Media literacy is the ability to access, analyze, evaluate, produce and communicate a variety of media texts and forms. On a global scale, there exists many different perspectives on how to media educate youth, but not all agree on what extent youth audiences are active participants in the process. This issue of AEQ seeks both theoretical and practical insight into the learning process as it shapes (and in turn is shaped by) the communication technologies that permeate the lives of young people both inside and outside the classroom. We are interested in how media literacy is enacted pedagogically as well as technologically within various educational settings. How can teachers use media literacy to empower students? How can enacting media literacy shape the future of education and schooling? How can educators and leaders prepare students to engage in more democratic and ethical uses and designs of media and their associated technologies?

Who Should Submit:
We encourage submissions from teacher-scholars at all levels and across disciplines who have enacted media literacy principles into their classrooms or have studied the media literate uses of specific educational media and/or technologies.
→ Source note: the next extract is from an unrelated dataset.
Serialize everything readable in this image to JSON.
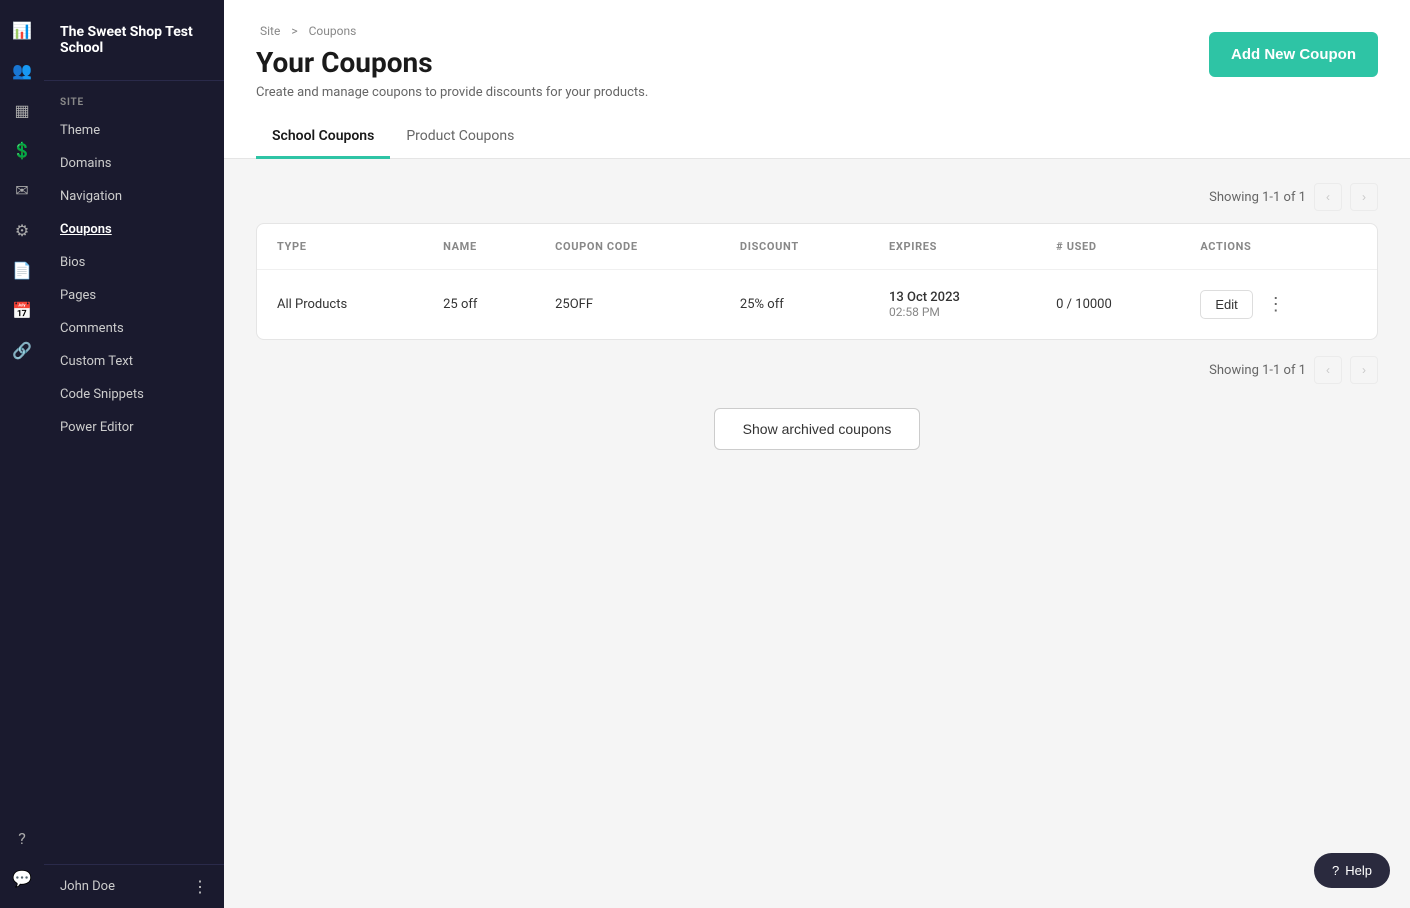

Please identify your submission with keyword: MEDIA

Submission deadline:
any time until the end of May 2007; see details for other deadline options like early, regular, and short.

Submission Procedure:
http://rapidintellect.com/AEQweb/rufen1.htm    or    http://www.higher-ed.org/AEQ/rufen1.htm


ACME Summit 2006 Podcast

October 7, 2006

ACME Summit 2006 Podcast

The ACME 2006 Summit is underway at Champlain College here in beautiful Burlington, Vermont. Last night, ACME Board President Rob Willams welcomed hundreds of attendees including students, educators, health professionals, journalists, media-makers and other concerned citizens.

Diane Wilson, author of An Unreasonable Woman: Being a 21st Century Citizen/Activist and Bill McKibben, author of Our 21st Century Media Culture: Re-Visiting the ‘Age of Missing Information’ both spoke during the opening plenary session.

Visit the ACME Summit 2006 podcast to hear audio from last night and check back throughout the weekend. You can also subscribe to the RSS feed to receive updates as new audio becomes available.

Participate in the ACME Summit 2006 audio blog by leaving your comments and joining in the conversation.